Sociolinguists don't record people without their knowledge in part because it's not ethical, but also in part because it's bad practice. People are sensitive - and rightly so - to what they have said "on record". It's unethical not to give people the choice between what is recorded and what is not recorded. It's also bad practice because sociolinguistic research depends on a good, open relationship with a community of speakers who are willing to share their time and their speech with the researchers. If you're dishonest with your informants and get found out, they will most likely not be interested in helping you anymore - and with good reason!
What do sociolinguists do with the interview data after it's over?

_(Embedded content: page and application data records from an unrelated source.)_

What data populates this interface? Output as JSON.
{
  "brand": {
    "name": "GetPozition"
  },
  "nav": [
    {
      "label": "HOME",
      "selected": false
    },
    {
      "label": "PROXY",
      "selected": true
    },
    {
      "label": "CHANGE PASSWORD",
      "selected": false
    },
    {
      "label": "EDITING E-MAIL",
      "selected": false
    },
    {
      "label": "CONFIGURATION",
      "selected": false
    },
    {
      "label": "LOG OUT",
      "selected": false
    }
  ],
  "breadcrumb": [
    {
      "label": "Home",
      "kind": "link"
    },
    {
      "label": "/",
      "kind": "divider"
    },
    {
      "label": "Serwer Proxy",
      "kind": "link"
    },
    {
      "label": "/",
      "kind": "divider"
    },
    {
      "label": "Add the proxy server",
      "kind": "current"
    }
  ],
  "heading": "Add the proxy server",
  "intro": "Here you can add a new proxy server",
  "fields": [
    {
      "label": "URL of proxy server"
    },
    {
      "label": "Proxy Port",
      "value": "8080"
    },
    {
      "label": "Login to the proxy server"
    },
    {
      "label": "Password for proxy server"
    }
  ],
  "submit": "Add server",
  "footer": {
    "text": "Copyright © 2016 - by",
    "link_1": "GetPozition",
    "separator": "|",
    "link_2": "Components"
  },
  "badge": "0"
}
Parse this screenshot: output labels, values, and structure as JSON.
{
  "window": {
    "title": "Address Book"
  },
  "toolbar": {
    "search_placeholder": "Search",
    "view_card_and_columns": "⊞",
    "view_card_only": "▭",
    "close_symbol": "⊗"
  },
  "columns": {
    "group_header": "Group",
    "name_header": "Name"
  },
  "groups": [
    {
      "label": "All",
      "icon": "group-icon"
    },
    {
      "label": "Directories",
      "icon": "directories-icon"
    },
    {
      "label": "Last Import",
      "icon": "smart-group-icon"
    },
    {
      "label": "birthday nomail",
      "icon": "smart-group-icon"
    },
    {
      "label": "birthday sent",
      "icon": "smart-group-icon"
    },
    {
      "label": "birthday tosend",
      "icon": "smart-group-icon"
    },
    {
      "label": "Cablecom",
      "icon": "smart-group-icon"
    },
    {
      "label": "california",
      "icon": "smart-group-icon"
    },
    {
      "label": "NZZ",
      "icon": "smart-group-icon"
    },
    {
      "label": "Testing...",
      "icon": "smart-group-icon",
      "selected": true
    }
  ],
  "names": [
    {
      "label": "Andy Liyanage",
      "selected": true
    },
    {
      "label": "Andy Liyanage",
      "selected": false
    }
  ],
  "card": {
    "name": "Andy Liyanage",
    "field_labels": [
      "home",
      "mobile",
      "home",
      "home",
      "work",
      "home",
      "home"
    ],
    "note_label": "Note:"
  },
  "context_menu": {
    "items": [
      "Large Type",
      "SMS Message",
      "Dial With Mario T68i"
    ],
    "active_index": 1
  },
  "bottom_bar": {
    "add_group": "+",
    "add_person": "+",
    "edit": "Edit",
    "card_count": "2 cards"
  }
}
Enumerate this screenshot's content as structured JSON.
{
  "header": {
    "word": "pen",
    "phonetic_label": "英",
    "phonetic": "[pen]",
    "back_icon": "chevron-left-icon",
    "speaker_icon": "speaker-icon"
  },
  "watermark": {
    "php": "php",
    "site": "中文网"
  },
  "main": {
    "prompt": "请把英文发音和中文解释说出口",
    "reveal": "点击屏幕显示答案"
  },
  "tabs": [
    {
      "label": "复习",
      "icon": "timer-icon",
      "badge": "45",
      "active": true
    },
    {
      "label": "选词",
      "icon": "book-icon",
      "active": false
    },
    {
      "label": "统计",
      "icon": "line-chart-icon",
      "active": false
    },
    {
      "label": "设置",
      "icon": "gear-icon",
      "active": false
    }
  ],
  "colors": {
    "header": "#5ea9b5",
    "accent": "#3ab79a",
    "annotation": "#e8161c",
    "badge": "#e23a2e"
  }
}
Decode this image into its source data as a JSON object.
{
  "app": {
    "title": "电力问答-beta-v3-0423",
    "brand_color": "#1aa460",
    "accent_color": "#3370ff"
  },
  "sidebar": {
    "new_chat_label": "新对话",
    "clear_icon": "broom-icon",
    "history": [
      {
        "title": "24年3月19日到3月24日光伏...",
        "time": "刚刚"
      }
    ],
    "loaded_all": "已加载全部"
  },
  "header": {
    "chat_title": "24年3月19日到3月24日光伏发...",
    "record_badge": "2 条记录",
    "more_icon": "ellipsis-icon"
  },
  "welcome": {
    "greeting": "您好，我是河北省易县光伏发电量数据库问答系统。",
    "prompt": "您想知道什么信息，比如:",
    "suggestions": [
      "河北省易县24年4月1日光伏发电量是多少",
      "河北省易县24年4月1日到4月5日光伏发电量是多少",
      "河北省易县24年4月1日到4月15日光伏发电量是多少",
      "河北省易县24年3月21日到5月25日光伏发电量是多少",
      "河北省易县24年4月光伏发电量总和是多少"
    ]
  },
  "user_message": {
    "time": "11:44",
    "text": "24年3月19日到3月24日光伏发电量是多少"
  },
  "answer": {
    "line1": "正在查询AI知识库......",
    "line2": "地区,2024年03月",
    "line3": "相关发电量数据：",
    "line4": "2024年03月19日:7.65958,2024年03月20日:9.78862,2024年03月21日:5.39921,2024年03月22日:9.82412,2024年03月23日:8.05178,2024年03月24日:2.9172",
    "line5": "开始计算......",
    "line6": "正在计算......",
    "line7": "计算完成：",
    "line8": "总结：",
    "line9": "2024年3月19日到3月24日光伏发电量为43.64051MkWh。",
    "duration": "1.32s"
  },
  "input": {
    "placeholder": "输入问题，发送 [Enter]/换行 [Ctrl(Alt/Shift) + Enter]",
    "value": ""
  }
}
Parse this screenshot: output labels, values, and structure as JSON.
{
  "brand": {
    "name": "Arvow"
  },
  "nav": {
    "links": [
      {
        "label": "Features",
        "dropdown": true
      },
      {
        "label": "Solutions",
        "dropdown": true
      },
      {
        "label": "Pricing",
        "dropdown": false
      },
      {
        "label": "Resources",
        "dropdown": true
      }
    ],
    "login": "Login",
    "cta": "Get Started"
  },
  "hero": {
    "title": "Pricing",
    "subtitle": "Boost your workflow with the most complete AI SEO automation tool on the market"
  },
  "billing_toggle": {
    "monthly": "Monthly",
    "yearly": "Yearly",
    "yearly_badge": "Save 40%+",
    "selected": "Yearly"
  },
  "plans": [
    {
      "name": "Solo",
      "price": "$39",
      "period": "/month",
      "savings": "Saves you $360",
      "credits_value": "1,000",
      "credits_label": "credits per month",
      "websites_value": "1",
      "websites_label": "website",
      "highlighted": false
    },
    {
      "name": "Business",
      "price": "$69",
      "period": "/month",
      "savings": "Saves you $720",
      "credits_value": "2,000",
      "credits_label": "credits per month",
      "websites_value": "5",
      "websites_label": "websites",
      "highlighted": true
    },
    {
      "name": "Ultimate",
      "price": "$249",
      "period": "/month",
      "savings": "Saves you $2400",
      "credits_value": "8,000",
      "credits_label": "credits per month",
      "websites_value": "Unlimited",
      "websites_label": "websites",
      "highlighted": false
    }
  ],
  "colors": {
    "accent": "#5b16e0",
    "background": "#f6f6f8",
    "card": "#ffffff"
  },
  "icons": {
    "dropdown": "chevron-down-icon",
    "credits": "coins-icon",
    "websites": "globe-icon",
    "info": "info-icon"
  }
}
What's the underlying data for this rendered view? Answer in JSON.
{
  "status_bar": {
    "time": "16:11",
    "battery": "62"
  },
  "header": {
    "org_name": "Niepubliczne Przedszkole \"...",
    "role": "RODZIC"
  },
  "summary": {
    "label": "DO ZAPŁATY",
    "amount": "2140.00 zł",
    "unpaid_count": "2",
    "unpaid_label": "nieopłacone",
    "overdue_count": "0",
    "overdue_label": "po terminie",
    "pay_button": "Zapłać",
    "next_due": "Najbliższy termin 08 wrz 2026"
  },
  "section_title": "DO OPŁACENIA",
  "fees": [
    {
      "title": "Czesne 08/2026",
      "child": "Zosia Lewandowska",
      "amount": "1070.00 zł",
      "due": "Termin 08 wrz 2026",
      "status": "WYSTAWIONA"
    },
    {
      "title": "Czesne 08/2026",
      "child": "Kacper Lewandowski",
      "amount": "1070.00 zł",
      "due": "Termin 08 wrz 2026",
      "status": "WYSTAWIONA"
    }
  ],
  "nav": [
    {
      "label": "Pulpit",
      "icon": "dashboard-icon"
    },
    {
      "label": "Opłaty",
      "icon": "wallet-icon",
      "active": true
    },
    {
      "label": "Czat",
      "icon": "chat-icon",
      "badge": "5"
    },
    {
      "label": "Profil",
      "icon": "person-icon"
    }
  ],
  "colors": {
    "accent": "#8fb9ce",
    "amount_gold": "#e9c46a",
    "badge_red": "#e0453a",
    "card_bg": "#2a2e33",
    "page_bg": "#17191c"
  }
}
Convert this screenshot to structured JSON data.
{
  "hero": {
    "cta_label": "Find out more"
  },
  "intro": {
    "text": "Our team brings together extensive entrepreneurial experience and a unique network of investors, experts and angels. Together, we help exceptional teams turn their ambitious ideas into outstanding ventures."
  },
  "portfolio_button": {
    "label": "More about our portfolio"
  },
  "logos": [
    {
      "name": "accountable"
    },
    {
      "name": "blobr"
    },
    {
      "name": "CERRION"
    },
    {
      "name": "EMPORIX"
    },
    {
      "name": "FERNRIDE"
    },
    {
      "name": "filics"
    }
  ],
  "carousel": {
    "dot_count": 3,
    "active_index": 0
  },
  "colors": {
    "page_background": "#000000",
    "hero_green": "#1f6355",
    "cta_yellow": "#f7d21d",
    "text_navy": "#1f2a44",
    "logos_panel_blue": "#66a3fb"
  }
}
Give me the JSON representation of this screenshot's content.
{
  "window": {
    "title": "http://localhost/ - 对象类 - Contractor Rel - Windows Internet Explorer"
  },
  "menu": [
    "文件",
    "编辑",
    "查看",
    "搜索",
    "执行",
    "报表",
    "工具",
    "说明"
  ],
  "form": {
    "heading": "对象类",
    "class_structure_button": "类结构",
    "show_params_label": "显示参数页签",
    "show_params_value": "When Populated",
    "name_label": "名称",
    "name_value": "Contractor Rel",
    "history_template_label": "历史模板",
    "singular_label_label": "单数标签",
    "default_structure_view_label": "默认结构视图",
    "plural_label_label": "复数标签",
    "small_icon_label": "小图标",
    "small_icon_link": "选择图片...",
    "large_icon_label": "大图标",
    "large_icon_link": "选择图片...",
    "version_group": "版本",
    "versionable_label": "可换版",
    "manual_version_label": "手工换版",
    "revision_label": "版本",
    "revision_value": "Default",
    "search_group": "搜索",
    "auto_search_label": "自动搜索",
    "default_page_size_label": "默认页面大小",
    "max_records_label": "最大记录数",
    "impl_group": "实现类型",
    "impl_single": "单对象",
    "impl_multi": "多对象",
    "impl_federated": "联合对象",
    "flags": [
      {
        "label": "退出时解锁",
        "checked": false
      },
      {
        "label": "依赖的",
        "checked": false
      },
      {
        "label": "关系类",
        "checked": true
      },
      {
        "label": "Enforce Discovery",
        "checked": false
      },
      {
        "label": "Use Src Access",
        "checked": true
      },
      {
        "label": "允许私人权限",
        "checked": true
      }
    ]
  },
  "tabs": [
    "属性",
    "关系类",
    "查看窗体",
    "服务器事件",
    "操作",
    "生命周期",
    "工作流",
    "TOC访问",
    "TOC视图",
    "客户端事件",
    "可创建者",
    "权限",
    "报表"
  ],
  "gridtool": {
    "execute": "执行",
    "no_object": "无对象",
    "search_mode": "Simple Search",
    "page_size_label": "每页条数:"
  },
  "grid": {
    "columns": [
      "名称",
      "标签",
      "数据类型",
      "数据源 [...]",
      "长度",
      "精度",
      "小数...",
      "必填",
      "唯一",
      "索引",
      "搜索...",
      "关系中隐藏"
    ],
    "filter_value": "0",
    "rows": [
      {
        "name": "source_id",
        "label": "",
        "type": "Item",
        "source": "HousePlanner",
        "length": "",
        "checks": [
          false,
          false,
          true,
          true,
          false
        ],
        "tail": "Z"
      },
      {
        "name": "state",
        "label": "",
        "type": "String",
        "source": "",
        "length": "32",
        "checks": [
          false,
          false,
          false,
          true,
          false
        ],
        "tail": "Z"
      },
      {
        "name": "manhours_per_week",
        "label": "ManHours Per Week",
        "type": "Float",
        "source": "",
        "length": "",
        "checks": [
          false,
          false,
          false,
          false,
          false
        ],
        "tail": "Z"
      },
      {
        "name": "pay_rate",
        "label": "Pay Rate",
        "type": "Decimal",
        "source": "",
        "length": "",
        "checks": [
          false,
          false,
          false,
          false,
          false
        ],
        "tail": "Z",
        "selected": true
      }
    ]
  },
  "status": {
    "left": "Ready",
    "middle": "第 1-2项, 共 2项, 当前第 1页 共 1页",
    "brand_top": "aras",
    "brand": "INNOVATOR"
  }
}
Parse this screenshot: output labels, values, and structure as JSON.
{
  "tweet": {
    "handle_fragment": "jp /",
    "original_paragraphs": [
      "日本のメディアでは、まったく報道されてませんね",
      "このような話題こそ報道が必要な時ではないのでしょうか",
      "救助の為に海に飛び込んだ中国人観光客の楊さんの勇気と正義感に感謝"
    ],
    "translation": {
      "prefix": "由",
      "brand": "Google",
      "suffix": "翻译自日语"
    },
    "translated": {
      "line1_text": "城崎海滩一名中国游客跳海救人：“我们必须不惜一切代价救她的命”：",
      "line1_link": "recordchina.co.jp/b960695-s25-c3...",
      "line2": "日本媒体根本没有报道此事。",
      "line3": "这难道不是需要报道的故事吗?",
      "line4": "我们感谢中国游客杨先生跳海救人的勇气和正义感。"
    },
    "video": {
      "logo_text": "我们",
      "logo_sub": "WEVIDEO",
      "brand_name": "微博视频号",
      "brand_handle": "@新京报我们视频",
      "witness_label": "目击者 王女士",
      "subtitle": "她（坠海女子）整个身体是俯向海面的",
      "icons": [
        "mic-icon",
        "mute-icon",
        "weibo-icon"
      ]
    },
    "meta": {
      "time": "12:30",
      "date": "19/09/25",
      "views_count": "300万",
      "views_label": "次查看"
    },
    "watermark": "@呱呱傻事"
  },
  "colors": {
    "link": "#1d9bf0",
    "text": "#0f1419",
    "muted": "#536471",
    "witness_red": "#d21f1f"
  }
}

Sociolinguists go through each interview in order to describe exactly how different structures pattern. The specific features examined and the ways those features are analyzed will depend on the particular research questions underlying a study. For example, they may compare different language items across different groups of speakers within a community. So, continuing the example, they may look at how a particular type of sentence structure or even a single vowel is produced by older people, middle-aged people, and younger people to see how the language is changing over time.
Lots of sociolinguistic analyses, especially of morphosyntactic (i.e., grammatical) features, are conducted through extensive close-listening. For example, to study was-leveling, a feature found in many dialects (e.g., "They was taking me home and we got lost" for "They were taking me home and we got lost"), analysts will listen to all the relevant recordings (multiple times each) from the community being studied and "tabulate" how many times was occurs in comparison to all the possible times were could occur. Comparing these "realizations" by an individual speaker with aggregate social group and community data, sociolinguists are able to understand and describe how the feature patterns through the community. Phonological (i.e., pronunciation) features are also often studied this same way. However, some phonological features (like vowel productions) are studied instrumentally by using software tools (such as Praat) to measure the acoustics of the sounds.
These are just a couple of examples of the sorts of analyses that sociolinguists do with their interview data. For some real-life examples of the sorts of analyses that are undertaken by linguists, check out some of the NCLLP's field sites. For each fieldsite, we list briefly discuss the research questions that led our team to that community and we list some of the linguistic features we've analyzed in order to shed light on those research questions.
Where can I find more information about the fieldwork process?
There are some good textbooks on sociolinguistics and sociolinguistic fieldwork that you might want to look at. We list just a couple here. We also list a few other good internet resources.